[Opening MATERIAL PROVIDED section]
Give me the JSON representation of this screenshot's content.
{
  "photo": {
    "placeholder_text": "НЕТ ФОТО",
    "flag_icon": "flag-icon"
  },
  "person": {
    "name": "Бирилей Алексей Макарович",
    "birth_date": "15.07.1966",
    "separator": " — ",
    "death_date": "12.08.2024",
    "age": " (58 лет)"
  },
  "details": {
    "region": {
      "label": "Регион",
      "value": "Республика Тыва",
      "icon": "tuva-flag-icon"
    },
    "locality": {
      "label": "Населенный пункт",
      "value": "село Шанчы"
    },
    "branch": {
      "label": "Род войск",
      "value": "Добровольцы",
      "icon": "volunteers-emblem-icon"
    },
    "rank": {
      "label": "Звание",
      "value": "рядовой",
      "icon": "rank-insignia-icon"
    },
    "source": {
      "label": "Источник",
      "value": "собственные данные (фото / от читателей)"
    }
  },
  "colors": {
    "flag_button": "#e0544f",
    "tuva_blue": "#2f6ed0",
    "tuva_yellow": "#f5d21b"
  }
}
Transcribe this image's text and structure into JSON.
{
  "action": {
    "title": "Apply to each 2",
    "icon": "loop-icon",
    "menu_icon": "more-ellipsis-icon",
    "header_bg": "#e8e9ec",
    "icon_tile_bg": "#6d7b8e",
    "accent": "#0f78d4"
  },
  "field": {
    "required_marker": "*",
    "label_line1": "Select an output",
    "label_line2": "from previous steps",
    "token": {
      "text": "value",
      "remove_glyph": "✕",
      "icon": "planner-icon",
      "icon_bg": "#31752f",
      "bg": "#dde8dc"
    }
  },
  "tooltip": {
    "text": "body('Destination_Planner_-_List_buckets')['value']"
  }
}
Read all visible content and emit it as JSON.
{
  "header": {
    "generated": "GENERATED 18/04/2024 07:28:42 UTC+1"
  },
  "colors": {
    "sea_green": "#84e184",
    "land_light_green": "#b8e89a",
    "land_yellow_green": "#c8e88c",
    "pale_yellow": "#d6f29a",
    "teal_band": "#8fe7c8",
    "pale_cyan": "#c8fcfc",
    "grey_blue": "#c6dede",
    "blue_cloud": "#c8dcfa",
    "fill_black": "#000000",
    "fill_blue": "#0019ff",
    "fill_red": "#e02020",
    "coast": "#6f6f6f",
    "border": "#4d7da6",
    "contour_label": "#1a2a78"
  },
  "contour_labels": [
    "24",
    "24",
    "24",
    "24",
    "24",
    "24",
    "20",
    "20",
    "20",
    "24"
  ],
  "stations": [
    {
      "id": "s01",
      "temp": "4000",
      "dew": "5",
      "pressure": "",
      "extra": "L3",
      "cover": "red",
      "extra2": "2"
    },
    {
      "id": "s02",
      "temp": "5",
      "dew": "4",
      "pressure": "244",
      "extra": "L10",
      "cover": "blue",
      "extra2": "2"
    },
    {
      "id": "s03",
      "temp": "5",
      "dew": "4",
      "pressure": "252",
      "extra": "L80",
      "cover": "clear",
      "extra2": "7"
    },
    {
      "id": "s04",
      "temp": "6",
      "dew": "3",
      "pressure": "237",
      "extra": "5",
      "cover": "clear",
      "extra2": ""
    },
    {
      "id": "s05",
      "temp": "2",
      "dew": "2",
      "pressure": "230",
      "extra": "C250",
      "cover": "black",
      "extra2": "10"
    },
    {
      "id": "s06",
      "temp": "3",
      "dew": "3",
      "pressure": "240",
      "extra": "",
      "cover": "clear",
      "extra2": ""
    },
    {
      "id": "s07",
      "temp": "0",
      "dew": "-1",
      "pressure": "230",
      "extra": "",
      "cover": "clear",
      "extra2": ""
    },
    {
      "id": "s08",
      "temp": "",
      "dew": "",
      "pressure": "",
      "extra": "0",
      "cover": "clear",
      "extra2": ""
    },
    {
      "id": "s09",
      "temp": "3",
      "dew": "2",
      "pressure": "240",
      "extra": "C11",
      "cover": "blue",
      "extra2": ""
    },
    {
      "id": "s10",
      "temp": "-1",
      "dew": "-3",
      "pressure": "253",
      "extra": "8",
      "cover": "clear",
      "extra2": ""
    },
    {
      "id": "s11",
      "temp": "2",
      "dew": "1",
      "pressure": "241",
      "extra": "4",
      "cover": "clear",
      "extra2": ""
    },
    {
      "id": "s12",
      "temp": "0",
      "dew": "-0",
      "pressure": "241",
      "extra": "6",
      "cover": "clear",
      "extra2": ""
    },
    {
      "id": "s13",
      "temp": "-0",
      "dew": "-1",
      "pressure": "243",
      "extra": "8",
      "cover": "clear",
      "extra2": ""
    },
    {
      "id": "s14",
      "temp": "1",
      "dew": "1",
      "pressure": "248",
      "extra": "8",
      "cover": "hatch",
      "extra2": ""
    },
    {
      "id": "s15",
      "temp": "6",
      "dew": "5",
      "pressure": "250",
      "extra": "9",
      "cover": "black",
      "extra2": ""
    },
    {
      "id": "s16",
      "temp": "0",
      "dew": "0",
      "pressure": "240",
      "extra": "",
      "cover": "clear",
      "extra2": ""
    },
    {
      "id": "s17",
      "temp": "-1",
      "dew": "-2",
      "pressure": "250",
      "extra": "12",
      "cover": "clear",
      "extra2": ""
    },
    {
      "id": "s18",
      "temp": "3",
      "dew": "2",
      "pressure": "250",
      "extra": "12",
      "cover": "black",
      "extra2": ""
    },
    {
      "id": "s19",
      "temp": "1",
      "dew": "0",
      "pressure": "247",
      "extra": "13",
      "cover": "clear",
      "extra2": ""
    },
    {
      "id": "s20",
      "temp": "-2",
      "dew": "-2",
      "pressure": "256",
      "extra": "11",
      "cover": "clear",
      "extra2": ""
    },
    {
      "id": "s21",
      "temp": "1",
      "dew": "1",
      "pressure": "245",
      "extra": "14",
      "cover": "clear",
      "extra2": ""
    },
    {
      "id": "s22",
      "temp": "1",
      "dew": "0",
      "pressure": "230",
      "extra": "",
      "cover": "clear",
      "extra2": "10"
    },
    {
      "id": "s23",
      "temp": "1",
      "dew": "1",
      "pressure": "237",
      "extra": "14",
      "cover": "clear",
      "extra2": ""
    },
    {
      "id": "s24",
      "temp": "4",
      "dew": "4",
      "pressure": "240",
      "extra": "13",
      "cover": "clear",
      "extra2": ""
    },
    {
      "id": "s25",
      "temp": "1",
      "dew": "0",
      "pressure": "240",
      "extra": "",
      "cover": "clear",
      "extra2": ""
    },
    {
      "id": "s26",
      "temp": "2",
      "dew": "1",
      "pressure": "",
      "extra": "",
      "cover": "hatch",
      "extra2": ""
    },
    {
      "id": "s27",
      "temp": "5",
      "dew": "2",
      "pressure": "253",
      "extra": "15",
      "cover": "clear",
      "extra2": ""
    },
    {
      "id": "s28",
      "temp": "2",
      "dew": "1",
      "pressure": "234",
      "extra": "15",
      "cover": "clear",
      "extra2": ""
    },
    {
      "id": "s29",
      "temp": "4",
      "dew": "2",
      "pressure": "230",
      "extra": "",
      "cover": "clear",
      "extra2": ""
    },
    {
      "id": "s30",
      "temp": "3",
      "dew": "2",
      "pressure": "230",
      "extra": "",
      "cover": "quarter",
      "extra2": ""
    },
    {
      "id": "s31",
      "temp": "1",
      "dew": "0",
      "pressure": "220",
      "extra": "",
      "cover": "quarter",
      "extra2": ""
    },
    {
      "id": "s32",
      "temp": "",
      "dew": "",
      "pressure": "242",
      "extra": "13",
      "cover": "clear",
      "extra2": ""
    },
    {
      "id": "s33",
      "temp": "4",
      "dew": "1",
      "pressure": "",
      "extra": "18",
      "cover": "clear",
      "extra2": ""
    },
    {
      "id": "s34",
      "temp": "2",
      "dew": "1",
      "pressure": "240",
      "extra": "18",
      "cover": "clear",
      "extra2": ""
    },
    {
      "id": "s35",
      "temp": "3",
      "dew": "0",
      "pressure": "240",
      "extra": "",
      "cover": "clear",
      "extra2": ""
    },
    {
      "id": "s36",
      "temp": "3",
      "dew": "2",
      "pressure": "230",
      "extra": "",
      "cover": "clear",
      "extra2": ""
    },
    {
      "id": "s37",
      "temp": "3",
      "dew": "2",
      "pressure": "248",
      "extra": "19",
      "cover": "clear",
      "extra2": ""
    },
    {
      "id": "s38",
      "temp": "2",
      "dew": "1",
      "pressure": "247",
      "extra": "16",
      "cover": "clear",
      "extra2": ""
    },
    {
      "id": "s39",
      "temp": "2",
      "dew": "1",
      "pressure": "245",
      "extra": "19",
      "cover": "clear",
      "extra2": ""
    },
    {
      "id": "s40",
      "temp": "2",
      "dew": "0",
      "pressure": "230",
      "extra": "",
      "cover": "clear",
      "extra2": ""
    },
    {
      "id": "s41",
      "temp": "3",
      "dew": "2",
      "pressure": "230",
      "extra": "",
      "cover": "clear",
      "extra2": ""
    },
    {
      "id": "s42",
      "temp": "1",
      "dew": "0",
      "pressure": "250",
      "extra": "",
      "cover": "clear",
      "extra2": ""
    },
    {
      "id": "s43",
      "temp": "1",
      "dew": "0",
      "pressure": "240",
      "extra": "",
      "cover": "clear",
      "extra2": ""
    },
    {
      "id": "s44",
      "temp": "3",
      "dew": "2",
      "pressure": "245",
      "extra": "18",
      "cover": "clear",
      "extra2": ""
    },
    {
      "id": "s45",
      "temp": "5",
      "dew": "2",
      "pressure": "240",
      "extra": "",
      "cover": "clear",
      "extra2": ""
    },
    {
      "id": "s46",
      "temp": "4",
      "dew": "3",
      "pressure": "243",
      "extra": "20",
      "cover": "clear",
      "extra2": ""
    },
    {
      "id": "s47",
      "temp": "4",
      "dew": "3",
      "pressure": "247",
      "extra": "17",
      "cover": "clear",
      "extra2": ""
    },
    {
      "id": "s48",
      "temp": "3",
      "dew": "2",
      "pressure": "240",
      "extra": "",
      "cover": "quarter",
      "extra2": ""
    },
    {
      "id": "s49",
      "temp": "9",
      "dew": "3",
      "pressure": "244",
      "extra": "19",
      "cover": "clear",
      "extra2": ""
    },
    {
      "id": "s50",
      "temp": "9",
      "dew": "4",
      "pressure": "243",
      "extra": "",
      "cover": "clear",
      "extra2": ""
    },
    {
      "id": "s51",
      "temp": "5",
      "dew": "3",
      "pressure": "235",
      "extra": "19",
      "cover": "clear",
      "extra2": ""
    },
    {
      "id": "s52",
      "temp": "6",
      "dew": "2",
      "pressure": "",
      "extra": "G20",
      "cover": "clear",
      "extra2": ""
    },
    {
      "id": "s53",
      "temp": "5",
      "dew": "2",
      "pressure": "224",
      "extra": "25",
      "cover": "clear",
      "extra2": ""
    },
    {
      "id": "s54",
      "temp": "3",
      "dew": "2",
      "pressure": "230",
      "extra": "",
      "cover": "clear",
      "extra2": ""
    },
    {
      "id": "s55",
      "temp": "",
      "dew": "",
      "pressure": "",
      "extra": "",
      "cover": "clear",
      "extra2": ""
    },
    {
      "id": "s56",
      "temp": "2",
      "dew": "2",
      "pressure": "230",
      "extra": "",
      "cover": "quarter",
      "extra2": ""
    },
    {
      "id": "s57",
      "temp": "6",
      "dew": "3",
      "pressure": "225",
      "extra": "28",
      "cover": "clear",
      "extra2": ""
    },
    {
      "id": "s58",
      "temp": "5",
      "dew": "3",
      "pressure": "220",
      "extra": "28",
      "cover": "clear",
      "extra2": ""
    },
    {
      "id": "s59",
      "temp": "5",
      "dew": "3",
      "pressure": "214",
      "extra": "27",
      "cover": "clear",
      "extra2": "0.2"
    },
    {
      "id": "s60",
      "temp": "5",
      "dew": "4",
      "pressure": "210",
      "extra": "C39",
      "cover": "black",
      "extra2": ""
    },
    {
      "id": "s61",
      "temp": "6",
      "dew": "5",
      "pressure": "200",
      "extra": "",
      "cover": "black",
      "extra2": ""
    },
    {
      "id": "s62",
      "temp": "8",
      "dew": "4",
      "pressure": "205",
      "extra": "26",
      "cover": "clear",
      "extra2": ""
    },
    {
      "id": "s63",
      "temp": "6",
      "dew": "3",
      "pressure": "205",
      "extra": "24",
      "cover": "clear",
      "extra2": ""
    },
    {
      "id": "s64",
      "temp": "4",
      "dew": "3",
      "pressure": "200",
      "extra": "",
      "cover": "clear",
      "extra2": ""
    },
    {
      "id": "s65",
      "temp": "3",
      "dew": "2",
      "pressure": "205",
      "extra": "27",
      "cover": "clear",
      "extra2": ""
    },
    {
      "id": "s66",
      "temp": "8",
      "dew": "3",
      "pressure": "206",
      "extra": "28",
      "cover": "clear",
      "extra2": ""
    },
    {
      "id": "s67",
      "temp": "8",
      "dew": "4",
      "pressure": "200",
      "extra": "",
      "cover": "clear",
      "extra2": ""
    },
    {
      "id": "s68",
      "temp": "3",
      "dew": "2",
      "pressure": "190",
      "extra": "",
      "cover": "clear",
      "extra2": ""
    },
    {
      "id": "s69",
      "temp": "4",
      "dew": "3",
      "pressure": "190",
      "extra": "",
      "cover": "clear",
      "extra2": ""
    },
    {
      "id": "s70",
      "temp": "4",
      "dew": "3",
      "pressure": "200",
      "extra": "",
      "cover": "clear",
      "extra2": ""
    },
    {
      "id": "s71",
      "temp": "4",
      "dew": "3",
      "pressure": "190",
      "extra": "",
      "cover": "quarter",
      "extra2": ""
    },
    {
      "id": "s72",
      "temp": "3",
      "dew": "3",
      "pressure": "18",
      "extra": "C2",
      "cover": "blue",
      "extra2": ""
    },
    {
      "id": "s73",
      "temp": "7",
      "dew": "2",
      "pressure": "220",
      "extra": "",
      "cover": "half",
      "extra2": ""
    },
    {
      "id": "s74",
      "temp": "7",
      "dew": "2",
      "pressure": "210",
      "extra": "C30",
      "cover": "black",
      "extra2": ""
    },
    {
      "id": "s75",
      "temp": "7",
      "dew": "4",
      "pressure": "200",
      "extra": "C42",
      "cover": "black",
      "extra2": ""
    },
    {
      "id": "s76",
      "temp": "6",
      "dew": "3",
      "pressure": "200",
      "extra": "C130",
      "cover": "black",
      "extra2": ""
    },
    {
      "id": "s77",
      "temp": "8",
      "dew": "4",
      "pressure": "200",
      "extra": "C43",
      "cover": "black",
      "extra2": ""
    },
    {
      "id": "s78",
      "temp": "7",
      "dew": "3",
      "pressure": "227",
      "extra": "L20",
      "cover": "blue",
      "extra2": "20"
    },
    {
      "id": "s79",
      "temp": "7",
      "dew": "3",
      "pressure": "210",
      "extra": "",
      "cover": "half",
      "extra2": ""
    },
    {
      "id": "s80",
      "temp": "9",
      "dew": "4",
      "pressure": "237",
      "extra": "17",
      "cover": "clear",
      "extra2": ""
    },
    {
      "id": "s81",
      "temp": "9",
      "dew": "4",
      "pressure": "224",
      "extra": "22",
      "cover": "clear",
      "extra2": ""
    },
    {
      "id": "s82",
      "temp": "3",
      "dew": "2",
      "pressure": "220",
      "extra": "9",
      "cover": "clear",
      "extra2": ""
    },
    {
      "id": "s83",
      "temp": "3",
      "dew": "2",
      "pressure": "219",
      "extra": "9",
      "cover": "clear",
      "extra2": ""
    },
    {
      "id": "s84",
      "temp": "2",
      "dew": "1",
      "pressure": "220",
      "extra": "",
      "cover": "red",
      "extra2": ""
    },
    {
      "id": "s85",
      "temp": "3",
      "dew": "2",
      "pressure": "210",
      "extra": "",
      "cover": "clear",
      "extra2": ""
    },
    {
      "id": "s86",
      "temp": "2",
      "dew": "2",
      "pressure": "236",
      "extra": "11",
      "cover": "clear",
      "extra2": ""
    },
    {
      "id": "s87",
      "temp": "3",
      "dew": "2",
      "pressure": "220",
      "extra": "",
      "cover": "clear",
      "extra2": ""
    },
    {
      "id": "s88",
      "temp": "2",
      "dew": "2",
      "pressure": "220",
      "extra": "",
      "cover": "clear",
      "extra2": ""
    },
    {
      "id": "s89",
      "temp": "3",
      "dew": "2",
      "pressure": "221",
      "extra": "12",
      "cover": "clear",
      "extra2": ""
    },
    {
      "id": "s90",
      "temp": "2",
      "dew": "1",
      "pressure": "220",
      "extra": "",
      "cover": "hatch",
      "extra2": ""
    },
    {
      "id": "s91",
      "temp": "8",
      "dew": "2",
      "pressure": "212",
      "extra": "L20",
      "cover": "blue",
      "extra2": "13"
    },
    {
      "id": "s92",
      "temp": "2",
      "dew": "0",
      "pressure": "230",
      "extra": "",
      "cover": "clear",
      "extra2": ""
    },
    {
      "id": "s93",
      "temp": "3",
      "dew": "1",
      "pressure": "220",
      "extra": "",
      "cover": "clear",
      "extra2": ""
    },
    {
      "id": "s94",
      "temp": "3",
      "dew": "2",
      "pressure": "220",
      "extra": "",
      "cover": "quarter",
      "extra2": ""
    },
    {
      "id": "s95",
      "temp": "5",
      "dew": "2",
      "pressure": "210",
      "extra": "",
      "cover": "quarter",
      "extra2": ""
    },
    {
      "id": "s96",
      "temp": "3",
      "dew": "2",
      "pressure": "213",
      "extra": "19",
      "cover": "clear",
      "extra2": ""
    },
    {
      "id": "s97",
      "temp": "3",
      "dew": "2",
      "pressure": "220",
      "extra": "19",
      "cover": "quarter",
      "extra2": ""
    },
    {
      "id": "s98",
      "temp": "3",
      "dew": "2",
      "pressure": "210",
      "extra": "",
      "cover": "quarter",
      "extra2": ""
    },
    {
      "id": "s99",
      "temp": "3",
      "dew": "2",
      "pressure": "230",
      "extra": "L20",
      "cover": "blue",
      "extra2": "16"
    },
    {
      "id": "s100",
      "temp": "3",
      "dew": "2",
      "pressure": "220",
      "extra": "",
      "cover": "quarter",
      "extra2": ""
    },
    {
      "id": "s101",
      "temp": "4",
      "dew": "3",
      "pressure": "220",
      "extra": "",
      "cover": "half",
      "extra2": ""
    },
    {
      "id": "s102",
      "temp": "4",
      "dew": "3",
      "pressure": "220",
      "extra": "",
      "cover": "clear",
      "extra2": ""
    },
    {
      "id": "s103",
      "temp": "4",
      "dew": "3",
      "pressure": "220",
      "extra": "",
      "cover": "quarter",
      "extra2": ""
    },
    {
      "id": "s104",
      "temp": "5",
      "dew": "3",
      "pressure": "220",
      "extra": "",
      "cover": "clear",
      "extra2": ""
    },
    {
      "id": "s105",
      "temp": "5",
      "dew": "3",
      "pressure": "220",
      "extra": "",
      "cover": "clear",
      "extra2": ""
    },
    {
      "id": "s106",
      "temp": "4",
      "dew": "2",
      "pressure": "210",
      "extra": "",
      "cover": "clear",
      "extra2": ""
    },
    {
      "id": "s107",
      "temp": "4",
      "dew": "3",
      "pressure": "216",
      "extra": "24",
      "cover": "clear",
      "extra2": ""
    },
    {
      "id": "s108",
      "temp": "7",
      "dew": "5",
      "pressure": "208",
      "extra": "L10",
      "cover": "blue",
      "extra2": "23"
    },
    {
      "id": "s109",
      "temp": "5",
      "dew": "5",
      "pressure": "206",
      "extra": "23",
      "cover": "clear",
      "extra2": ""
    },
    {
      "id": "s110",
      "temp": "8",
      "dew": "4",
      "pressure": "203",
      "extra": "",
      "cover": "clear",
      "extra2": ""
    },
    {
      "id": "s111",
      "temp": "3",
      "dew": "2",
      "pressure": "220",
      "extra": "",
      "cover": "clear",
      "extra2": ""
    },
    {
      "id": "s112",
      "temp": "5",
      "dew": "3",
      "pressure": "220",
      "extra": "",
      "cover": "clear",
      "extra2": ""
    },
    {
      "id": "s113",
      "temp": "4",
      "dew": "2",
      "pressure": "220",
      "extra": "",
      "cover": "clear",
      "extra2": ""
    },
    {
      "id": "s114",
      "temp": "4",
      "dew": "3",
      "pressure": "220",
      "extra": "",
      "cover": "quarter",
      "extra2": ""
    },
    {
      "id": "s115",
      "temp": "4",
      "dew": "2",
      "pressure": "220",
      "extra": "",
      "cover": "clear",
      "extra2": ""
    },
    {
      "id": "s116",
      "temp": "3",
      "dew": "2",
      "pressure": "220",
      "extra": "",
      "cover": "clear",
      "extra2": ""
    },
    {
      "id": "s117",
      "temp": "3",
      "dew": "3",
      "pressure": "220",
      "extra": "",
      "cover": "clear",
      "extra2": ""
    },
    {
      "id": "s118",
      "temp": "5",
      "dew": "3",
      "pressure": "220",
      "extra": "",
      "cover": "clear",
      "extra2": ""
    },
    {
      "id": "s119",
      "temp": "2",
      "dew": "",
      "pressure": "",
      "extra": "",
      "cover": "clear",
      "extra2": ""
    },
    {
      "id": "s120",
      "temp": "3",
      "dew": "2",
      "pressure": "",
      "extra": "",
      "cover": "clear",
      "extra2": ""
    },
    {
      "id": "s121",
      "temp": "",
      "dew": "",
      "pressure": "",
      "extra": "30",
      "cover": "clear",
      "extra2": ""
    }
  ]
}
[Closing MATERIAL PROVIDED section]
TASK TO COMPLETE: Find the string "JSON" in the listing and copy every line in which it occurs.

SOLUTION FOR THIS EXERCISE:
Give me the JSON representation of this screenshot's content.
Transcribe this image's text and structure into JSON.
Read all visible content and emit it as JSON.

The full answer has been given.